King Street Section of Cycleway 9 To Be Upgraded
Council says changes are 'springboard' to making scheme semi-permanent
Hammersmith & Fulham Council (HF) are set to proceed with further investment in cycling infrastructure in the borough including the upgrade of temporary Cycleway 9 from King Street to Lyric Square
It is describing the proposals, which also include additional work on the northern side of the Hammersmith Gyratory as ‘semi-permanent’ and ‘a springboard for a permanent solution’.
There is to be work done on the traffic signals at the junction of Goldhawk Road to facilitate traffic and bus flows where the cycleway meets with the section of the temporary Cycleway in Chiswick that is the responsibility of Hounslow Council. Some local cyclists have raised concerns about the safety of this junction as it requires them to cross the traffic lane. At this stage no plans have been released by HF Council but the indications are that the cycleway will not be bi-directional when it joins the segregated route in Chiswick.

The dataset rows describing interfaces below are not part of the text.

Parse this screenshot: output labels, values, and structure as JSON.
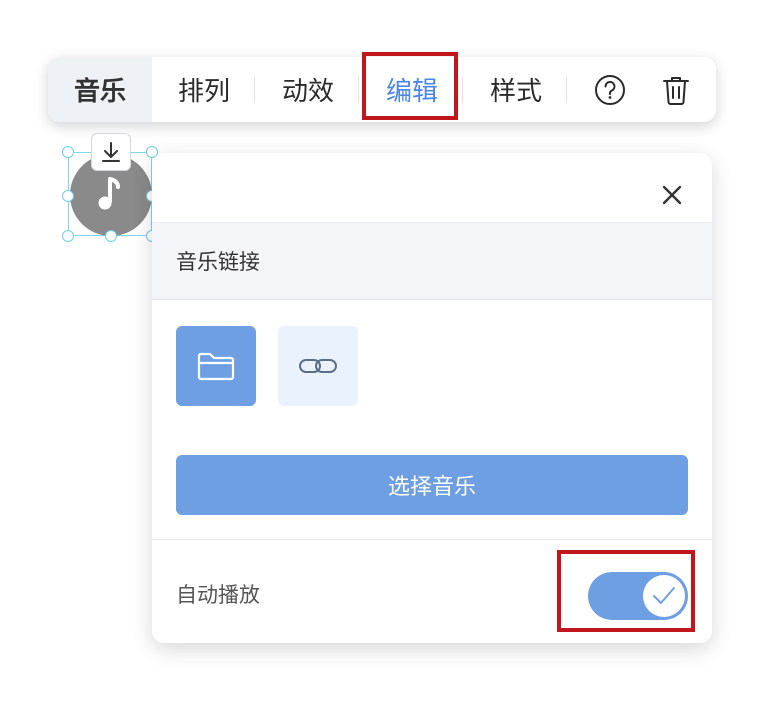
{
  "toolbar": {
    "music_label": "音乐",
    "arrange_label": "排列",
    "animation_label": "动效",
    "edit_label": "编辑",
    "style_label": "样式",
    "help_icon": "question-circle-icon",
    "delete_icon": "trash-icon",
    "active_color": "#4a86e8"
  },
  "canvas": {
    "element_icon": "music-note-icon",
    "download_icon": "download-icon"
  },
  "panel": {
    "close_icon": "close-icon",
    "section_title": "音乐链接",
    "source_buttons": [
      {
        "icon": "folder-icon",
        "selected": true
      },
      {
        "icon": "link-icon",
        "selected": false
      }
    ],
    "select_button_label": "选择音乐",
    "autoplay_label": "自动播放",
    "autoplay_on": true,
    "accent_color": "#6f9fe3"
  },
  "annotations": {
    "highlight_color": "#c0171d"
  }
}
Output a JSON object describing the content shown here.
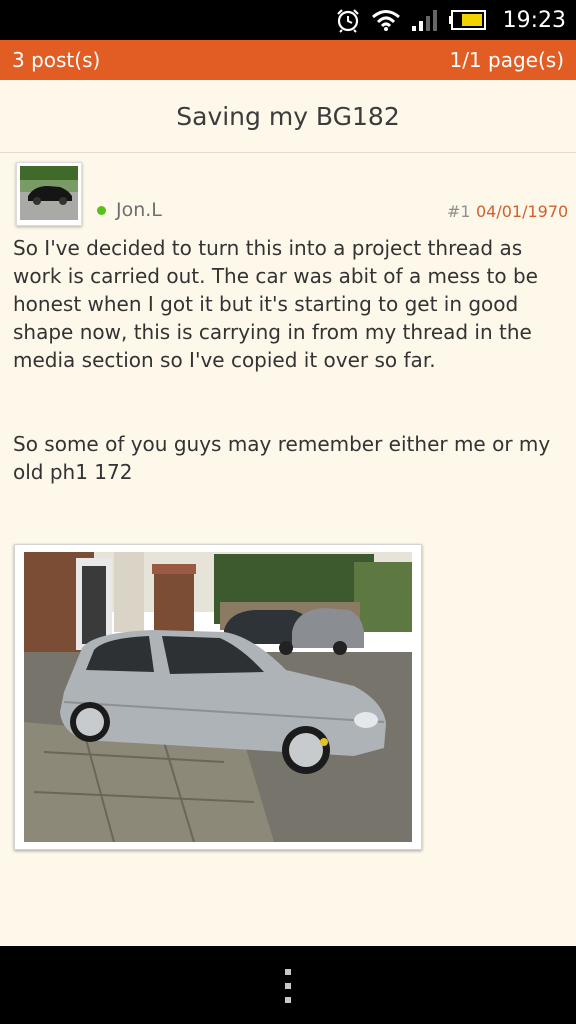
{
  "status_bar": {
    "time": "19:23",
    "icons": [
      "alarm-icon",
      "wifi-icon",
      "signal-icon",
      "battery-icon"
    ]
  },
  "toolbar": {
    "posts": "3 post(s)",
    "pages": "1/1 page(s)"
  },
  "thread": {
    "title": "Saving my BG182"
  },
  "post": {
    "author": "Jon.L",
    "number": "#1",
    "date": "04/01/1970",
    "paragraph1": "So I've decided to turn this into a project thread as work is carried out. The car was abit of a mess to be honest when I got it but it's starting to get in good shape now, this is carrying in from my thread in the media section so I've copied it over so far.",
    "paragraph2": "So some of you guys may remember either me or my old ph1 172"
  },
  "colors": {
    "accent": "#e25d24",
    "background": "#fdf8ea",
    "online": "#55c11a",
    "date": "#d2602e"
  },
  "nav_bar": {
    "icons": [
      "overflow-menu-icon"
    ]
  }
}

A report to the council is recommending approval of spending £3million on the two projects in partnership with Transport for London (TfL) along King Street.
£1million is to be given to the upgrade of the existing temporary cycle way along King Street. This will now be designated as an interim Safer Cycle Pathway (SCP).
Measures on this section will include upgraded barriers in the form of wands and rubber kerbs. There will also be a new pedestrian footpath along King Street and bus-bypasses.
The council says there ‘are possible compromises on some sections of the pavement’ to facilitate vehicle lanes at junctions while the interim scheme is in place.
Plans for improving the cyclepath along the A4 are not being proceeded with at the present time. The council says it remains committed to the A4 cycle route but TfL were unwilling to fund it.
£2million is to spent on a new layout for the northern section of the Hammersmith Gyratory which aims to make it safer for cyclists and which will be based on a permanent design scheme which was shelved due to lack of funding. The original scheme cost £20 million and the current proposal is semi-permanent with the council and TfL saying that this would be ‘a springboard for a permanent solution’ when more funding becomes available. This scheme will be administered by TfL.
The council says it will continue to engage with the Disabled Residents Team (DRT) on accessible design for the interim schemes and continue early design development for a permanent scheme.
The intention is, once the recommendations are approved by the council, to commence the installation as soon as possible to ensure completion by late 2021.
Funding for the King Street scheme will be coming from the Department for Transport/TfL Active Travel fund which lasts until 31 March 2022 and requires construction must start by September of this year.
The gyratory funding is from the Department for Transport / TfL Healthy Streets financial settlement for Cycleway 9. This funding is allocated between May 2021 and December 2021 and additional approvals are being discussed within TfL to allow funding to be potentially carried over beyond December
July 23, 2021